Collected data
----------
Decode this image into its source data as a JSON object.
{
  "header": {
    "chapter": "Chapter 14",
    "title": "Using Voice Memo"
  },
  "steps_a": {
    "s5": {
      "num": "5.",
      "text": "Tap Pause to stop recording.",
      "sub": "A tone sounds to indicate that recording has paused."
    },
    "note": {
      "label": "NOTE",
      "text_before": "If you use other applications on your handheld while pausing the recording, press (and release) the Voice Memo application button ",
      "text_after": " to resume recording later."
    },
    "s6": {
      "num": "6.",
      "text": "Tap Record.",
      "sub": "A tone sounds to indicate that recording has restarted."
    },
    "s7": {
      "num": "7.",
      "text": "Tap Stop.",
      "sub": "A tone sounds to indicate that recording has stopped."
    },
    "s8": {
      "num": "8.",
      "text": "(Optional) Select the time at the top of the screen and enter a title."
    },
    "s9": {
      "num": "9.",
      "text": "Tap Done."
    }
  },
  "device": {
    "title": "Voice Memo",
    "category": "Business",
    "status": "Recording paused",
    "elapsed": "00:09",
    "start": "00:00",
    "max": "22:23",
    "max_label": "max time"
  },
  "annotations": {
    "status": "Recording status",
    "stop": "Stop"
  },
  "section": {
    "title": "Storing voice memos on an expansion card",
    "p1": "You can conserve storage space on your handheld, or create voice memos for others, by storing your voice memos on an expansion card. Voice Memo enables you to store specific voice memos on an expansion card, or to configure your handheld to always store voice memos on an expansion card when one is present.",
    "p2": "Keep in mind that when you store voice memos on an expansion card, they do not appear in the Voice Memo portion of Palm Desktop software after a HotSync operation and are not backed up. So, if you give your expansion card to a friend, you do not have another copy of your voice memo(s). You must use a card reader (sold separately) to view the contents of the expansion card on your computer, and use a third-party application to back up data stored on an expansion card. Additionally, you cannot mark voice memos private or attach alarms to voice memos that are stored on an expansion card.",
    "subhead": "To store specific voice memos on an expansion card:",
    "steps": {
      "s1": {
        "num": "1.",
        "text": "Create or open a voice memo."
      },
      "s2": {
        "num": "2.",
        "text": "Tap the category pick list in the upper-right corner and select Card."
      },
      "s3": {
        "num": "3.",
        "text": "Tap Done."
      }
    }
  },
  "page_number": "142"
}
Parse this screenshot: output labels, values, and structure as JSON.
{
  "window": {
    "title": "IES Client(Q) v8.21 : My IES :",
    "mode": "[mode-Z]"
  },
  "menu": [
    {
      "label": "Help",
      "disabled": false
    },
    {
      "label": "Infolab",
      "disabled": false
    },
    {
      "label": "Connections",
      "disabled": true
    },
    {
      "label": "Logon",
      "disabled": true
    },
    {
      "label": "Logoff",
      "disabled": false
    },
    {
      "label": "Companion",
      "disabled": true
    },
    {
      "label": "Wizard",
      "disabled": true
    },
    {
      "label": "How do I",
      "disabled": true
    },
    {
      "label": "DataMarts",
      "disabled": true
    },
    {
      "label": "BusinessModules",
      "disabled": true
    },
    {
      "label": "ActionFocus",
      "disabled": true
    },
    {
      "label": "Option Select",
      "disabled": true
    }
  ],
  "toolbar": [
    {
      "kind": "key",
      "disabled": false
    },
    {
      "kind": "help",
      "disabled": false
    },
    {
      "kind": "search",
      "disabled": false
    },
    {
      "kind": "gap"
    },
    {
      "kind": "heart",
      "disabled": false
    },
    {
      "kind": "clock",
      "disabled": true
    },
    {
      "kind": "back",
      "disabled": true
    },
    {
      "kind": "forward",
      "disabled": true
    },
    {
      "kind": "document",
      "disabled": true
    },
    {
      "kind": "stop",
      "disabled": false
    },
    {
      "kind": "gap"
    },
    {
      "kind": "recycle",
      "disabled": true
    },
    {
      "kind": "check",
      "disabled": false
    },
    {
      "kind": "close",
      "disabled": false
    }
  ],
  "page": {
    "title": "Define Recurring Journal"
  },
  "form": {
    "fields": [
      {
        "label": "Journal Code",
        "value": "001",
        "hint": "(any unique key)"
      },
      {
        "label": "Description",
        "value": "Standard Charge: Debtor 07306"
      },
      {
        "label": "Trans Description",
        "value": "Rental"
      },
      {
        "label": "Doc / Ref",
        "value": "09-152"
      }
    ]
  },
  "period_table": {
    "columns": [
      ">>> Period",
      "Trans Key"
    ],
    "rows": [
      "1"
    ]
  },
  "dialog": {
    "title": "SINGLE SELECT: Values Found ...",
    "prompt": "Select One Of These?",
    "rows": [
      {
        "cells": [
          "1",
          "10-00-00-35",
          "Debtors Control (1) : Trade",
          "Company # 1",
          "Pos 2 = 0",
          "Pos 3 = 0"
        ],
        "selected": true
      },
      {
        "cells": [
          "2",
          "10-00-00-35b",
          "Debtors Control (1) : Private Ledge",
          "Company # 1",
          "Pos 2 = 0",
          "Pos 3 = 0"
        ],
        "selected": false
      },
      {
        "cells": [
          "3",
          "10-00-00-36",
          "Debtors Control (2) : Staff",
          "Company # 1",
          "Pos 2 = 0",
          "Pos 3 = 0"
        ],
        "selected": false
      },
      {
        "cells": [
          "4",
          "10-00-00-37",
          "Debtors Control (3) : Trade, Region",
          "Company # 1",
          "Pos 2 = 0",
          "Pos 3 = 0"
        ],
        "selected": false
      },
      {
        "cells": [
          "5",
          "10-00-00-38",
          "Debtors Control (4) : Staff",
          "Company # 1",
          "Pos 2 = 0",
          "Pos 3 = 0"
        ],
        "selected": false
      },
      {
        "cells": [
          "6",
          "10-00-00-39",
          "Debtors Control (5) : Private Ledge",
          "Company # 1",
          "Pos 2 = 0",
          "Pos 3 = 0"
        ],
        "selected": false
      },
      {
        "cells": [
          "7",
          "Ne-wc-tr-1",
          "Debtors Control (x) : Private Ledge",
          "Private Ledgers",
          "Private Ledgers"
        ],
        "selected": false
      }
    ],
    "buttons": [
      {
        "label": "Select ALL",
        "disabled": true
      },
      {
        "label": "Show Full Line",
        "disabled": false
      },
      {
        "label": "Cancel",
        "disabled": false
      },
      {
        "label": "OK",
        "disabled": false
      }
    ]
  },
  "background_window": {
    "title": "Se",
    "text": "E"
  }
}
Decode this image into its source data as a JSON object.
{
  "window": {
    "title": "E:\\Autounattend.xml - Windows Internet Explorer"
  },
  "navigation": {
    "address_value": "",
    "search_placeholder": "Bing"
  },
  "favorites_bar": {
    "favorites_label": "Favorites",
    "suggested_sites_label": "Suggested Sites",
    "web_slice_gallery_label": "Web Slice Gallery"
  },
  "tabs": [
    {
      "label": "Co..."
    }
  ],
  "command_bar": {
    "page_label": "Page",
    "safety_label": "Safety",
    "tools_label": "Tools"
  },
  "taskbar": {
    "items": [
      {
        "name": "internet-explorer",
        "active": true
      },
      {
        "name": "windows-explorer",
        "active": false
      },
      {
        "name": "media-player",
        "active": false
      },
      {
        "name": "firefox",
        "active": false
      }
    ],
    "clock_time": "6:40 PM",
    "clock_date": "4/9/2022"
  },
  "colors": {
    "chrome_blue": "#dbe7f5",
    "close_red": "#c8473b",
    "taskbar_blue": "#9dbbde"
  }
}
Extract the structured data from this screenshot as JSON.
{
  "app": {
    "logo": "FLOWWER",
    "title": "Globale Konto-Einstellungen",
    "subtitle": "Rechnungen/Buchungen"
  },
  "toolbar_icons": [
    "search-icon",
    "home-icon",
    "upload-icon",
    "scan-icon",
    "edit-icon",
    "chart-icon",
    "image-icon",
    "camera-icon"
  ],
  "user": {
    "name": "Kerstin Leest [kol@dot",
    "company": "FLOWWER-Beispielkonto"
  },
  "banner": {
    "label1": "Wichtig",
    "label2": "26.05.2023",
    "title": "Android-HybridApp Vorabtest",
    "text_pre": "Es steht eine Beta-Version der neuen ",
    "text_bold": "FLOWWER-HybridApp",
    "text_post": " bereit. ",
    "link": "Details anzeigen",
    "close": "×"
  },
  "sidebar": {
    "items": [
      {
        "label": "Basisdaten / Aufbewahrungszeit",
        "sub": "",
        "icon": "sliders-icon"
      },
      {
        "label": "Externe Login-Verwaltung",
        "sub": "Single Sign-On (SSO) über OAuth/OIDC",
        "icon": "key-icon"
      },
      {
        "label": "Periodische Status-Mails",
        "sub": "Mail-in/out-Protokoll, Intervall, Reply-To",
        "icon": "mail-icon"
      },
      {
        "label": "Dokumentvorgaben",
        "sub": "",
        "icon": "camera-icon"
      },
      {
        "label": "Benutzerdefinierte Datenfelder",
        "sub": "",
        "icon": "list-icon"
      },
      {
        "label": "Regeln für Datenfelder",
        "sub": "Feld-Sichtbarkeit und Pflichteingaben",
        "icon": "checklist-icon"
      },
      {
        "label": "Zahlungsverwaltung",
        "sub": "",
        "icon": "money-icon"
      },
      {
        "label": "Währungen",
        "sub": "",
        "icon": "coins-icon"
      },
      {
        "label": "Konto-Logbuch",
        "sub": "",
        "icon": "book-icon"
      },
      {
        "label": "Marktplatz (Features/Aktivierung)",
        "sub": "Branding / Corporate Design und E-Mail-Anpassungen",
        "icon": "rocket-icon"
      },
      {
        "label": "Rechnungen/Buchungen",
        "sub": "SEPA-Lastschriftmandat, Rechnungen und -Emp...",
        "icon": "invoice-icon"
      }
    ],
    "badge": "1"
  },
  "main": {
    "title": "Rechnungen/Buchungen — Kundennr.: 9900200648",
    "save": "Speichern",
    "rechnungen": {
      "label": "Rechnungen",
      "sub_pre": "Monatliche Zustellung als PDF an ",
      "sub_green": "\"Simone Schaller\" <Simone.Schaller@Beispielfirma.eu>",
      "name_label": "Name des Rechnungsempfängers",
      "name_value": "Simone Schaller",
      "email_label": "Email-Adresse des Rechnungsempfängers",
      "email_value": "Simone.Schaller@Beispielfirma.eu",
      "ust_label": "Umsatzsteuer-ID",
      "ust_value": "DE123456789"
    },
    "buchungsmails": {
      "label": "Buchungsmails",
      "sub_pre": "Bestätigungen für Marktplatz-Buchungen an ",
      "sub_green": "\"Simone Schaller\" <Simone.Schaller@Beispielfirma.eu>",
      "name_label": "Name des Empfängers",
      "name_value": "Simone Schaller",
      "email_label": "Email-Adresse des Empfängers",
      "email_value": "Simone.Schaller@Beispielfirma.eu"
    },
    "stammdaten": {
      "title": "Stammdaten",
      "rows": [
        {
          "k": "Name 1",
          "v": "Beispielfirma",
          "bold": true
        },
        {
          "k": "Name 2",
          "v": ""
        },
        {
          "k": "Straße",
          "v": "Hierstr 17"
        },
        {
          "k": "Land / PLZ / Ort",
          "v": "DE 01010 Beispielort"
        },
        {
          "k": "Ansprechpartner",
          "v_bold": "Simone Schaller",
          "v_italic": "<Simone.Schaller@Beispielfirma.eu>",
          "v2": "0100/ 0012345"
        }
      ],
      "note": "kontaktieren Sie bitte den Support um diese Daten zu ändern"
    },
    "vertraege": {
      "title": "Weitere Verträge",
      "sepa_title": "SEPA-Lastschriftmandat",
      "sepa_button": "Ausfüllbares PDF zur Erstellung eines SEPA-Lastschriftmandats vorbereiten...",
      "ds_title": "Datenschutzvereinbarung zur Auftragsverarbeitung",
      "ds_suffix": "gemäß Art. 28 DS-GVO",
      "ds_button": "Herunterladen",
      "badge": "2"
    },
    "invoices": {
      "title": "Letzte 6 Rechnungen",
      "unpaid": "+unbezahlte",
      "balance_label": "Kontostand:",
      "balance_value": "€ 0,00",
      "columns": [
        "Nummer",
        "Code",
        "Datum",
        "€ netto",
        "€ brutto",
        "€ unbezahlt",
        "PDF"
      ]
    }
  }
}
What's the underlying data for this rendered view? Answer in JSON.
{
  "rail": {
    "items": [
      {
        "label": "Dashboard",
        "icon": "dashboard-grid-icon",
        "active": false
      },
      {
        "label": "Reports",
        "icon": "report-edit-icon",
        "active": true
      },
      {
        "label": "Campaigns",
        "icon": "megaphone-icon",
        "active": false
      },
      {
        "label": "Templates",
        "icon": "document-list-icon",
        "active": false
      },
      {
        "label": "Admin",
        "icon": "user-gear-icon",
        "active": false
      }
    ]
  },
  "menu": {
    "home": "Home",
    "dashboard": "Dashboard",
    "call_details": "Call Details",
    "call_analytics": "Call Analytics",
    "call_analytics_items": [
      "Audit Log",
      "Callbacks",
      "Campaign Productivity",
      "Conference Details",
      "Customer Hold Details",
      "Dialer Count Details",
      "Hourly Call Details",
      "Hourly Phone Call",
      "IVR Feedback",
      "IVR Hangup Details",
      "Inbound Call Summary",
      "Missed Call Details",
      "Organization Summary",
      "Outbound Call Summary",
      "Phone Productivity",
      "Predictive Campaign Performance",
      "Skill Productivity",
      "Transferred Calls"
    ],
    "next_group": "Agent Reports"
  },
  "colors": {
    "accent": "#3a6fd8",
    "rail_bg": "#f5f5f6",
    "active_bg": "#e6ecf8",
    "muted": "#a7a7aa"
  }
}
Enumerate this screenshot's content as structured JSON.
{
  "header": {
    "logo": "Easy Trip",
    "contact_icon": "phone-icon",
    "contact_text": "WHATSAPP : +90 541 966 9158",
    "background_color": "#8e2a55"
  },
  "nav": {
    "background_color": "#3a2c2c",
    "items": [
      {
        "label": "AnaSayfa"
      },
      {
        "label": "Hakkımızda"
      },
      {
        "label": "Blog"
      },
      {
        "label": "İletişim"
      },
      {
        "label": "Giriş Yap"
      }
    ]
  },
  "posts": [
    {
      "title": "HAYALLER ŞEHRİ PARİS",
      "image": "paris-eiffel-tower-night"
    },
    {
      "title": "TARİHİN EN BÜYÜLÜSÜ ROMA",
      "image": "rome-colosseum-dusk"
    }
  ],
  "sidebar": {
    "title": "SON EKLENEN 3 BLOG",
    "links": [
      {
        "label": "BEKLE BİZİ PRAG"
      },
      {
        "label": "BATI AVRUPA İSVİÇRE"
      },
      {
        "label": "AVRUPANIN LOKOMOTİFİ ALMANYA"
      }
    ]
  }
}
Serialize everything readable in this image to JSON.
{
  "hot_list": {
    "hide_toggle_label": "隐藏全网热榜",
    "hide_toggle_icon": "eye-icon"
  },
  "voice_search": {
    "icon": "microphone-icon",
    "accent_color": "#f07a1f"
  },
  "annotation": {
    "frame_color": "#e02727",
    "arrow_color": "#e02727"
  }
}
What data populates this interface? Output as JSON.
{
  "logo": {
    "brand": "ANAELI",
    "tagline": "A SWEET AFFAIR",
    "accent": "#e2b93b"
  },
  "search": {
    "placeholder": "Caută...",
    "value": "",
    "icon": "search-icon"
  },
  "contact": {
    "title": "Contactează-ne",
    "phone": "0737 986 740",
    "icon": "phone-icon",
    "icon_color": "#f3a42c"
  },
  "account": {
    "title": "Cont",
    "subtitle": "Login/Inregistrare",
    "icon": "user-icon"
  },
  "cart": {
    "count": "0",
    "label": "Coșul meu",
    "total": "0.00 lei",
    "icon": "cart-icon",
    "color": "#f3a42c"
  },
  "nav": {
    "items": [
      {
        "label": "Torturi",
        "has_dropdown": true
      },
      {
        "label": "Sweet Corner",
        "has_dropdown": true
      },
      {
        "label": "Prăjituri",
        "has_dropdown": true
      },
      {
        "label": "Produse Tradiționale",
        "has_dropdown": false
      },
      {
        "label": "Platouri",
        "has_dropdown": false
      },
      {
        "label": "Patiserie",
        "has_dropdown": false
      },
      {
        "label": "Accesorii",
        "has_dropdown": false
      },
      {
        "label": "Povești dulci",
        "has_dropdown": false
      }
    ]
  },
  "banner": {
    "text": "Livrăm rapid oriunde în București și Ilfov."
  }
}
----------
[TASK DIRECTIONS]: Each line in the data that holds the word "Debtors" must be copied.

[THE COMPLETED TASK]:
          "Debtors Control (1) : Trade",
          "Debtors Control (1) : Private Ledge",
          "Debtors Control (2) : Staff",
          "Debtors Control (3) : Trade, Region",
          "Debtors Control (4) : Staff",
          "Debtors Control (5) : Private Ledge",
          "Debtors Control (x) : Private Ledge",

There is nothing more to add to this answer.